The process is preferably carried out at temperatures of at least 400° C., preferably at least 450° C., and not more than 1200° C. At temperatures higher than 600° C. in the reactor, elimination of silicon-bound alkyl groups begins to occur in competition to the cleavage, resulting in formation of chlorodisilanes, and chlorosilanes such as trichlorosilane or tetrachlorosilane. This reaction can be exploited to keep the cost of distillation for fractionating the product mixture low. However, preference is given to obtaining the alkylchlorosilanes in admixture with trichlorosilane and tetrachlorosilane, and using the alkylchlorosilanes obtained after purification by distillation for preparing silicone products such as polydimethylsiloxane or silicone resins.
The pressures prevailing in the reactor during the process can be varied within a wide range and are preferably in the range of 1-5 bar (abs.). Particular preference is given to operating the reactor fully continuously, with both the residues and the silicon being added continuously. If desired, a plurality of introduction points for a given stream, e.g. residues or HCl, can be provided along the length of the reactor.
In the following examples, unless indicated otherwise, all percentages are by weight; all pressure are 1013 hPa (atmospheric pressure); and all temperatures are 20° C.
(based on U.S. Pat. No. 2,681,355, not according to the invention)
180 ml/h of high-boiling residue from the silane synthesis having a boiling point of greater than 150° C. and 25 l/h of gaseous hydrogen chloride were fed concurrently at room temperature and ambient pressure into a laboratory reactor (hollow tube) which had a length of 700 mm and an internal diameter of 25 mm, with provision for electrical heating, set to a temperature of 300° C. The high-boiling residue consisted of 80% of disilanes, a mixture of 1,1,2,2-tetrachlorodimethyldisilane, 1, 1 ,2-trichlorotrimethyldisilane and 1,2-dichlorotetramethyldisilane, 2% of solids and 18% of siloxanes and carbosilanes. A more precise compositional assignment was difficult because of the large number of by-products. After 17 hours of operation, the experiment was stopped since the tube reactor had become blocked by solids and decomposition products in the reaction zone. During the experiment, a silane cleavage product having the composition set forth in Table 1 was obtained:

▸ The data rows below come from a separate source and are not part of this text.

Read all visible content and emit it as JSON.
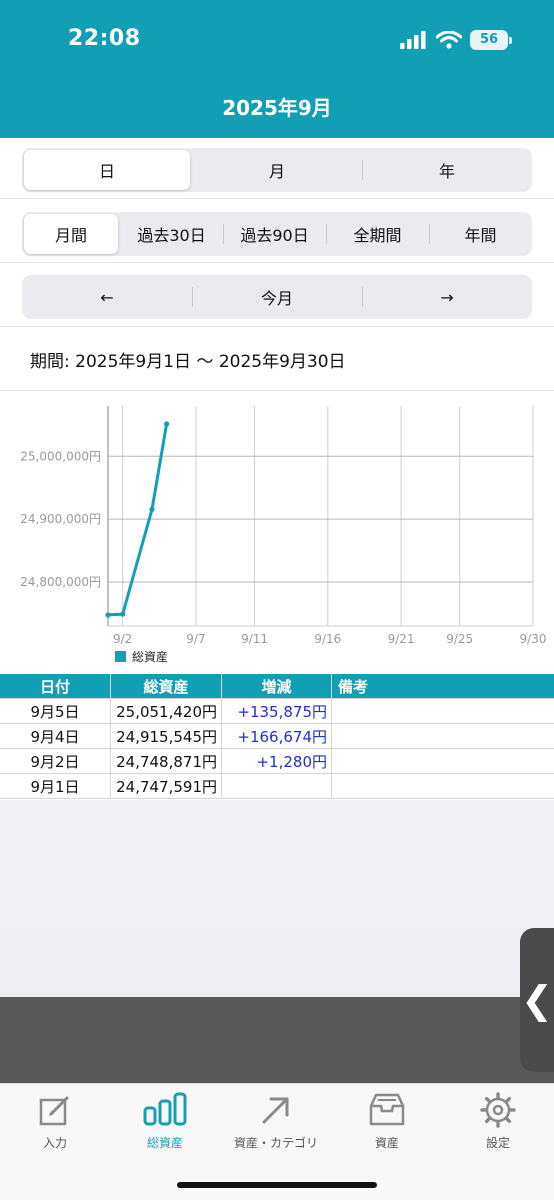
{
  "status": {
    "time": "22:08",
    "battery": "56"
  },
  "header": {
    "title": "2025年9月"
  },
  "granularity": {
    "items": [
      "日",
      "月",
      "年"
    ],
    "active": 0
  },
  "range": {
    "items": [
      "月間",
      "過去30日",
      "過去90日",
      "全期間",
      "年間"
    ],
    "active": 0
  },
  "nav": {
    "prev": "←",
    "current": "今月",
    "next": "→"
  },
  "period": {
    "text": "期間: 2025年9月1日 〜 2025年9月30日"
  },
  "colors": {
    "accent": "#129fb6",
    "positive": "#1f2fd0"
  },
  "chart_data": {
    "type": "line",
    "series": [
      {
        "name": "総資産",
        "x": [
          "9/1",
          "9/2",
          "9/4",
          "9/5"
        ],
        "x_day": [
          1,
          2,
          4,
          5
        ],
        "values": [
          24747591,
          24748871,
          24915545,
          25051420
        ]
      }
    ],
    "y_ticks": [
      24800000,
      24900000,
      25000000
    ],
    "y_tick_labels": [
      "24,800,000円",
      "24,900,000円",
      "25,000,000円"
    ],
    "x_ticks": [
      2,
      7,
      11,
      16,
      21,
      25,
      30
    ],
    "x_tick_labels": [
      "9/2",
      "9/7",
      "9/11",
      "9/16",
      "9/21",
      "9/25",
      "9/30"
    ],
    "xlim": [
      1,
      30
    ],
    "ylim": [
      24730000,
      25080000
    ],
    "grid": true,
    "legend": "bottom-left",
    "legend_label": "総資産"
  },
  "table": {
    "headers": [
      "日付",
      "総資産",
      "増減",
      "備考"
    ],
    "rows": [
      [
        "9月5日",
        "25,051,420円",
        "+135,875円",
        ""
      ],
      [
        "9月4日",
        "24,915,545円",
        "+166,674円",
        ""
      ],
      [
        "9月2日",
        "24,748,871円",
        "+1,280円",
        ""
      ],
      [
        "9月1日",
        "24,747,591円",
        "",
        ""
      ]
    ]
  },
  "side_handle": {
    "label": "❮"
  },
  "tabbar": {
    "items": [
      {
        "label": "入力",
        "icon": "edit-icon"
      },
      {
        "label": "総資産",
        "icon": "bar-chart-icon"
      },
      {
        "label": "資産・カテゴリ",
        "icon": "arrow-up-right-icon"
      },
      {
        "label": "資産",
        "icon": "tray-icon"
      },
      {
        "label": "設定",
        "icon": "gear-icon"
      }
    ],
    "active": 1
  }
}
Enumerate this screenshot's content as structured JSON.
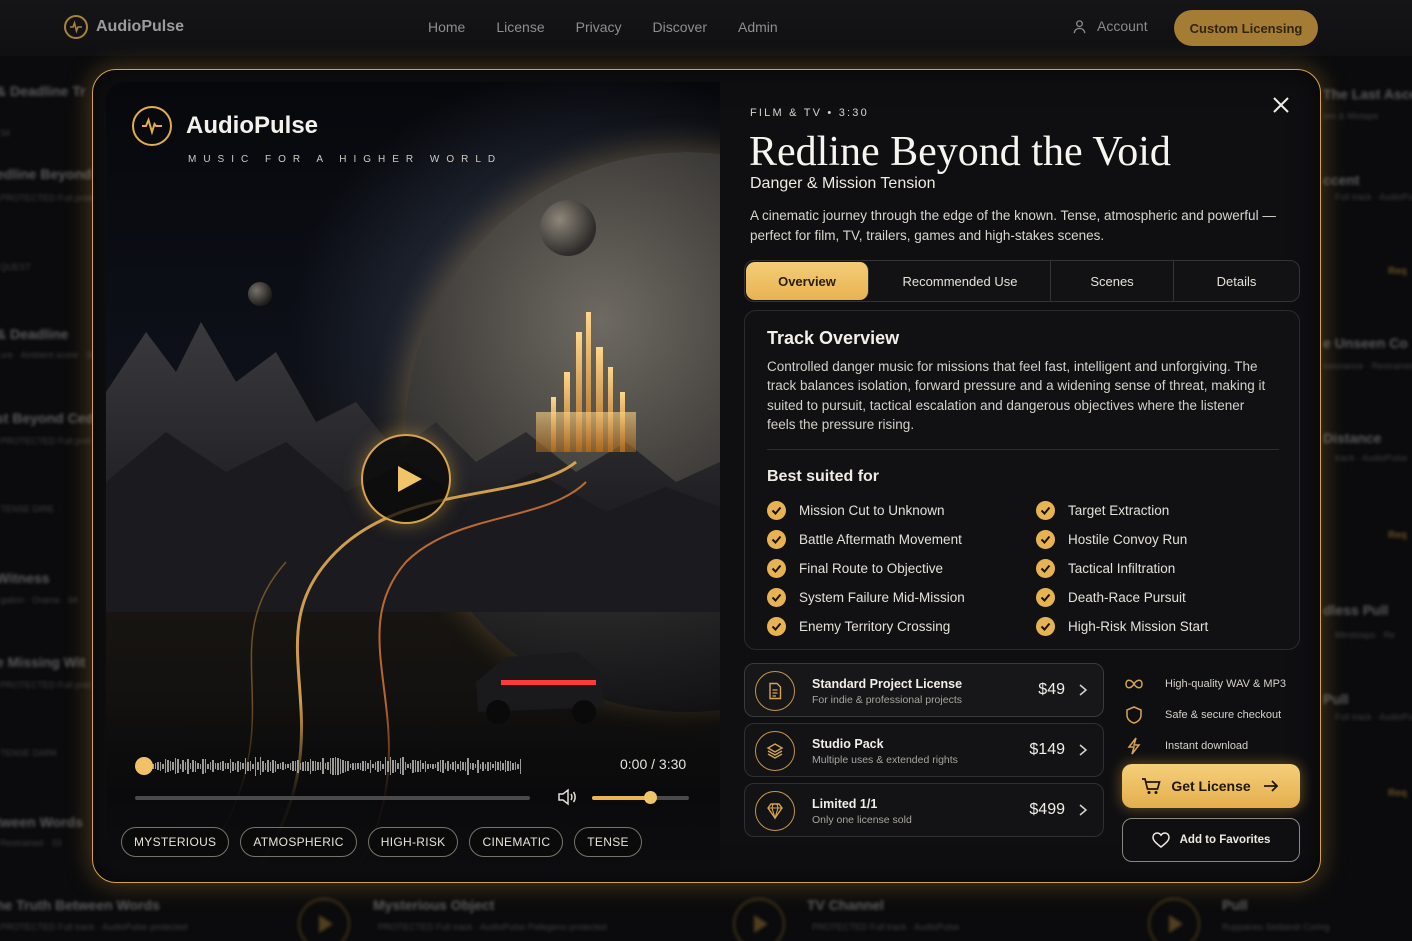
{
  "nav": {
    "brand": "AudioPulse",
    "links": [
      "Home",
      "License",
      "Privacy",
      "Discover",
      "Admin"
    ],
    "account": "Account",
    "cta": "Custom Licensing"
  },
  "background": {
    "left": [
      {
        "title": "& Deadline Tr",
        "sub": "34"
      },
      {
        "title": "edline Beyond",
        "sub": "PROTECTED   Full protec"
      },
      {
        "title": "",
        "sub": "QUEST"
      },
      {
        "title": "& Deadline",
        "sub": "ure · Ambient score · 34"
      },
      {
        "title": "st Beyond Ced",
        "sub": "PROTECTED   Full prot"
      },
      {
        "title": "",
        "sub": "TENSE        DIRE"
      },
      {
        "title": "Witness",
        "sub": "gation · Drama · 34"
      },
      {
        "title": "e Missing Wit",
        "sub": "PROTECTED   Full prot"
      },
      {
        "title": "",
        "sub": "TENSE        DARK"
      },
      {
        "title": "tween Words",
        "sub": "Restrained · 33"
      }
    ],
    "right": [
      {
        "title": "The Last Asce",
        "sub": "ore & Mixtape"
      },
      {
        "title": "ccent",
        "sub": "Full track · AudioPulse protected"
      },
      {
        "title": "e Unseen Co",
        "sub": "ssionance · Restrained"
      },
      {
        "title": "Distance",
        "sub": "track · AudioPulse"
      },
      {
        "title": "dless Pull",
        "sub": "Mindslaps · Re"
      },
      {
        "title": "Pull",
        "sub": "Full track · AudioPulse protected"
      }
    ],
    "right_req": "Req",
    "bottom": [
      {
        "title": "he Truth Between Words",
        "sub": "PROTECTED   Full track · AudioPulse protected"
      },
      {
        "title": "Mysterious Object",
        "sub": "PROTECTED   Full track · AudioPulse Pafegeno protected"
      },
      {
        "title": "TV Channel",
        "sub": "PROTECTED   Full track · AudioPulse"
      },
      {
        "title": "Pull",
        "sub": "Ruppanes   Sediandi Coring"
      }
    ]
  },
  "art": {
    "brand": "AudioPulse",
    "tagline": "MUSIC FOR A HIGHER WORLD"
  },
  "player": {
    "time": "0:00 / 3:30",
    "progress": 0,
    "volume": 0.6
  },
  "tags": [
    "MYSTERIOUS",
    "ATMOSPHERIC",
    "HIGH-RISK",
    "CINEMATIC",
    "TENSE"
  ],
  "track": {
    "eyebrow": "FILM & TV  •  3:30",
    "title": "Redline Beyond the Void",
    "subtitle": "Danger & Mission Tension",
    "description": "A cinematic journey through the edge of the known. Tense, atmospheric and powerful — perfect for film, TV, trailers, games and high-stakes scenes."
  },
  "tabs": [
    "Overview",
    "Recommended Use",
    "Scenes",
    "Details"
  ],
  "overview": {
    "title": "Track Overview",
    "text": "Controlled danger music for missions that feel fast, intelligent and unforgiving. The track balances isolation, forward pressure and a widening sense of threat, making it suited to pursuit, tactical escalation and dangerous objectives where the listener feels the pressure rising.",
    "best_title": "Best suited for",
    "best_left": [
      "Mission Cut to Unknown",
      "Battle Aftermath Movement",
      "Final Route to Objective",
      "System Failure Mid-Mission",
      "Enemy Territory Crossing"
    ],
    "best_right": [
      "Target Extraction",
      "Hostile Convoy Run",
      "Tactical Infiltration",
      "Death-Race Pursuit",
      "High-Risk Mission Start"
    ]
  },
  "licenses": [
    {
      "name": "Standard Project License",
      "sub": "For indie & professional projects",
      "price": "$49",
      "icon": "document-icon"
    },
    {
      "name": "Studio Pack",
      "sub": "Multiple uses & extended rights",
      "price": "$149",
      "icon": "layers-icon"
    },
    {
      "name": "Limited 1/1",
      "sub": "Only one license sold",
      "price": "$499",
      "icon": "diamond-icon"
    }
  ],
  "perks": [
    {
      "label": "High-quality WAV & MP3",
      "icon": "infinity-icon"
    },
    {
      "label": "Safe & secure checkout",
      "icon": "shield-icon"
    },
    {
      "label": "Instant download",
      "icon": "bolt-icon"
    }
  ],
  "actions": {
    "get_license": "Get License",
    "favorites": "Add to Favorites"
  },
  "colors": {
    "accent": "#e7b352",
    "accent_light": "#f4cd78",
    "background": "#0f0f11"
  }
}
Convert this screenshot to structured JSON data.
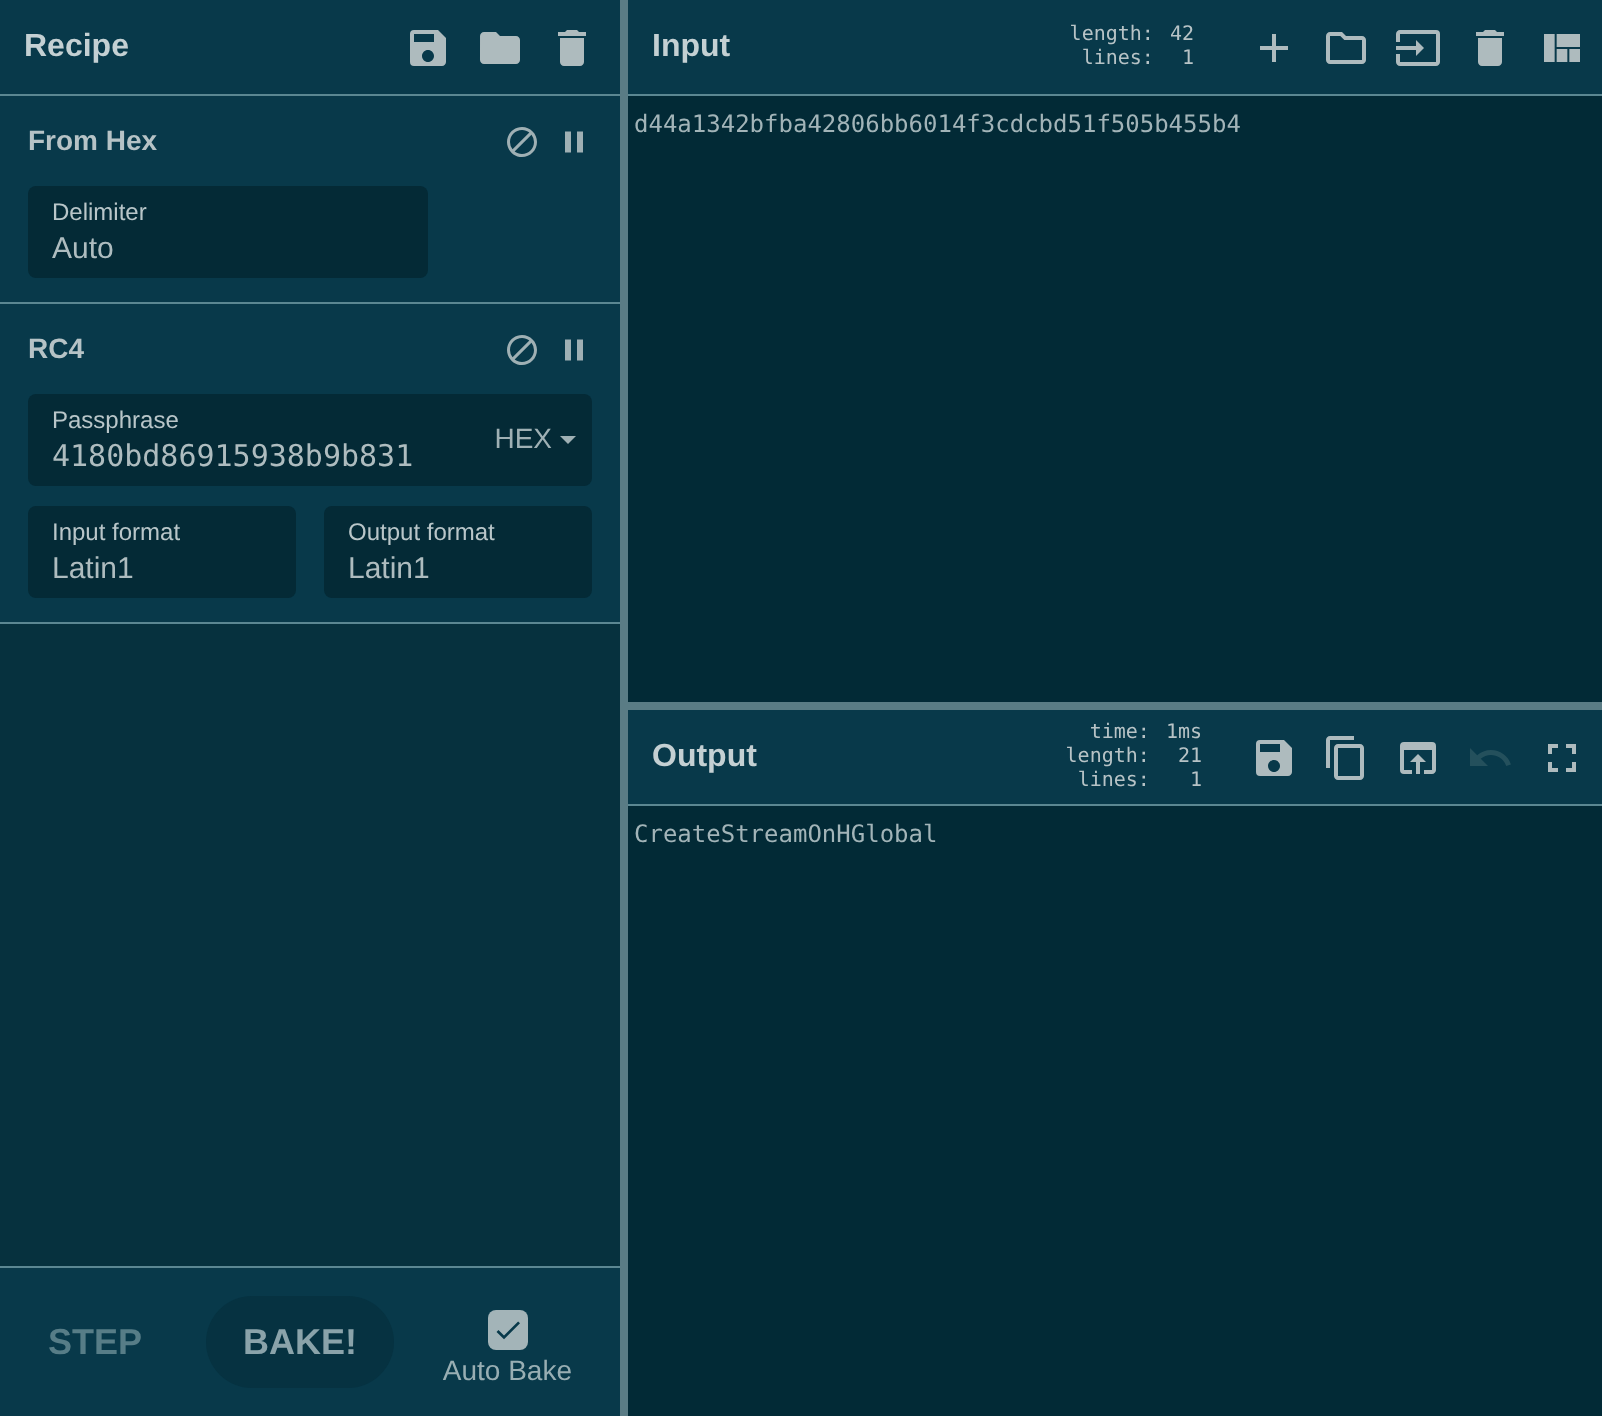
{
  "recipe": {
    "title": "Recipe",
    "operations": [
      {
        "name": "From Hex",
        "args": [
          {
            "kind": "field",
            "label": "Delimiter",
            "value": "Auto"
          }
        ]
      },
      {
        "name": "RC4",
        "args": [
          {
            "kind": "dropdown-field",
            "label": "Passphrase",
            "value": "4180bd86915938b9b831",
            "option": "HEX"
          },
          {
            "kind": "field",
            "label": "Input format",
            "value": "Latin1"
          },
          {
            "kind": "field",
            "label": "Output format",
            "value": "Latin1"
          }
        ]
      }
    ],
    "step": "STEP",
    "bake": "BAKE!",
    "auto_bake": {
      "label": "Auto Bake",
      "checked": true
    }
  },
  "input": {
    "title": "Input",
    "stats": [
      {
        "label": "length:",
        "value": "42"
      },
      {
        "label": "lines:",
        "value": "1"
      }
    ],
    "text": "d44a1342bfba42806bb6014f3cdcbd51f505b455b4"
  },
  "output": {
    "title": "Output",
    "stats": [
      {
        "label": "time:",
        "value": "1ms"
      },
      {
        "label": "length:",
        "value": "21"
      },
      {
        "label": "lines:",
        "value": "1"
      }
    ],
    "text": "CreateStreamOnHGlobal",
    "undo_disabled": true
  }
}
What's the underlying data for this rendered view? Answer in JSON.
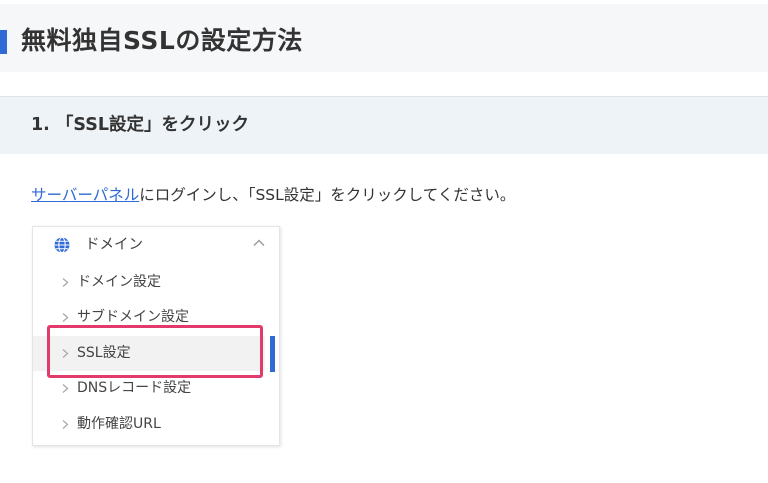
{
  "page": {
    "title": "無料独自SSLの設定方法"
  },
  "step": {
    "title": "1. 「SSL設定」をクリック"
  },
  "intro": {
    "link_text": "サーバーパネル",
    "rest_text": "にログインし、「SSL設定」をクリックしてください。"
  },
  "menu": {
    "header_label": "ドメイン",
    "header_icon": "globe-icon",
    "items": [
      {
        "label": "ドメイン設定"
      },
      {
        "label": "サブドメイン設定"
      },
      {
        "label": "SSL設定",
        "active": true
      },
      {
        "label": "DNSレコード設定"
      },
      {
        "label": "動作確認URL"
      }
    ]
  },
  "colors": {
    "accent": "#2f6ad6",
    "highlight": "#e23a6a",
    "header_bg": "#f6f7f8",
    "step_bg": "#eef3f7"
  }
}
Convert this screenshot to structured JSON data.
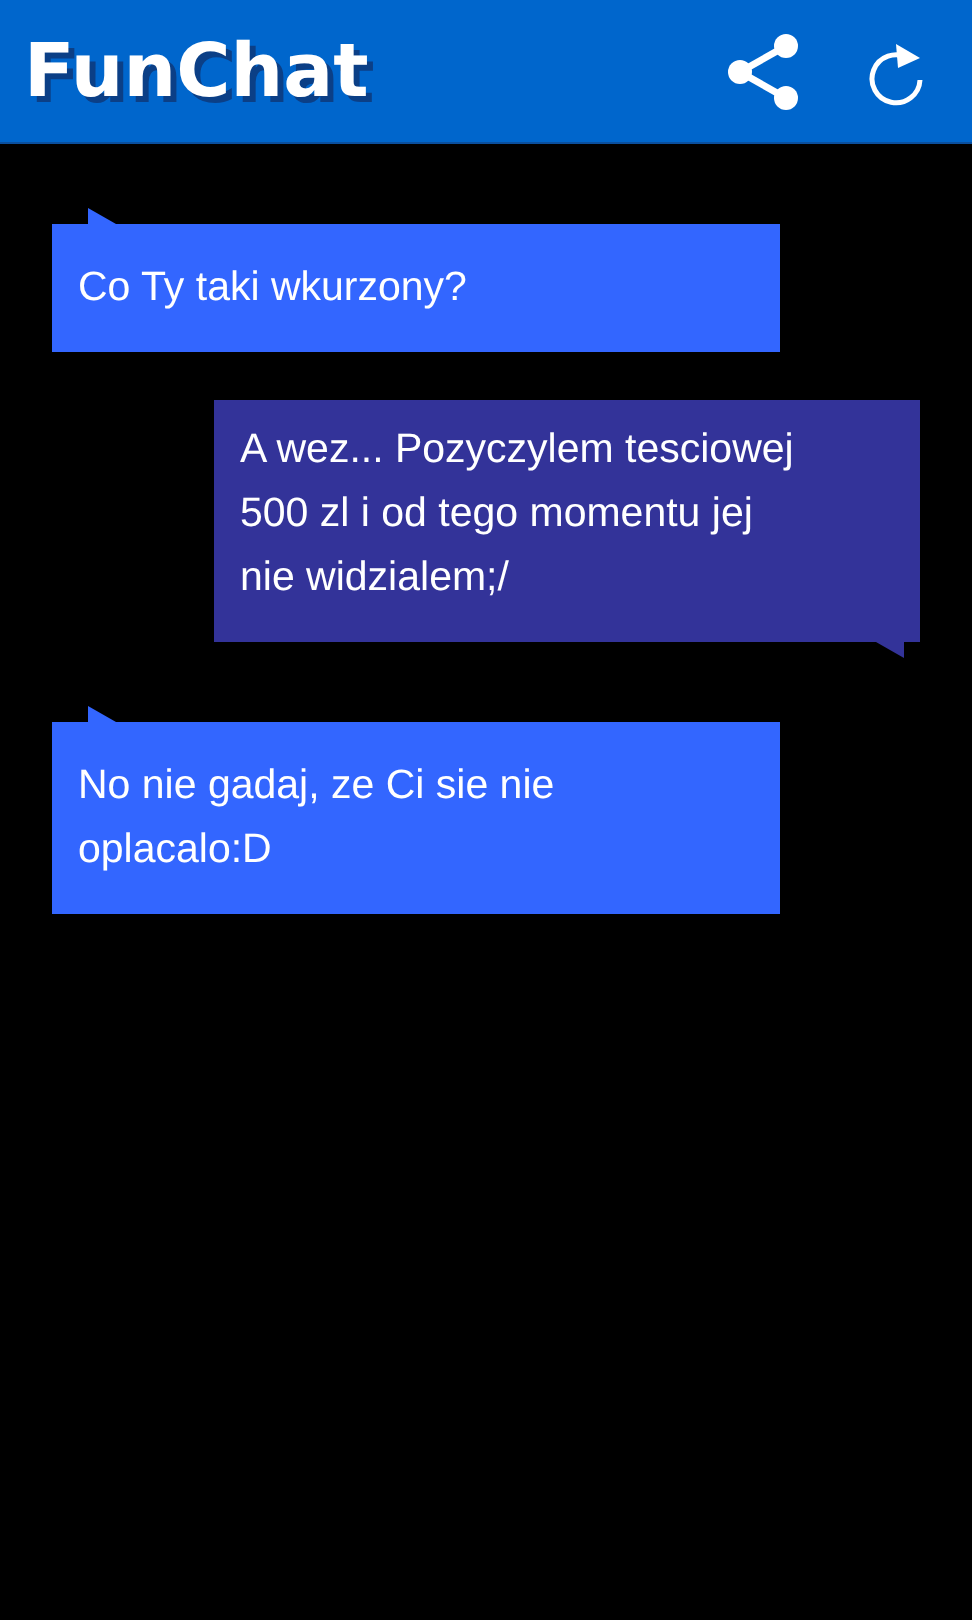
{
  "app_bar": {
    "title": "FunChat"
  },
  "messages": [
    {
      "kind": "incoming",
      "text": "Co Ty taki wkurzony?"
    },
    {
      "kind": "outgoing",
      "text": "A wez... Pozyczylem tesciowej\n500 zl i od tego momentu jej\nnie widzialem;/"
    },
    {
      "kind": "incoming",
      "text": "No nie gadaj, ze Ci sie nie\noplacalo:D"
    }
  ]
}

(According to the Invention)
70 ml/h of high-boiling residue from the silane synthesis having a boiling point of greater than 150° C. and 25 I/h of gaseous hydrogen chloride were fed concurrently at room temperature and ambient pressure into an electrically heated laboratory fluidized-bed reactor having a length of 500 mm and an internal diameter of 40 mm, filled with 266 g of silicon, d(0.5): 70-80 μm. The temperature was set to 600° C. The high-boiling residue comprised 75 % of disilanes, a mixture of tetrachlorodimethyldisilane, trichlorotrimethyldisilane, dichlorotetramethyldisilane and other silanes. A more precise assignment was difficult because of the large number of by-products. After 20 hours of operation, the experiment was stopped without deposits having been formed. About 100 g/h of silane mixture comprising, as main constituents, about 20 % of trichlorosilane and about 40% of silicon tetrachloride was formed. After separation of the trichlorosilane and silicon tetrachloride, a silane cleavage product having the composition set forth in Table 1 was obtained during the experiment.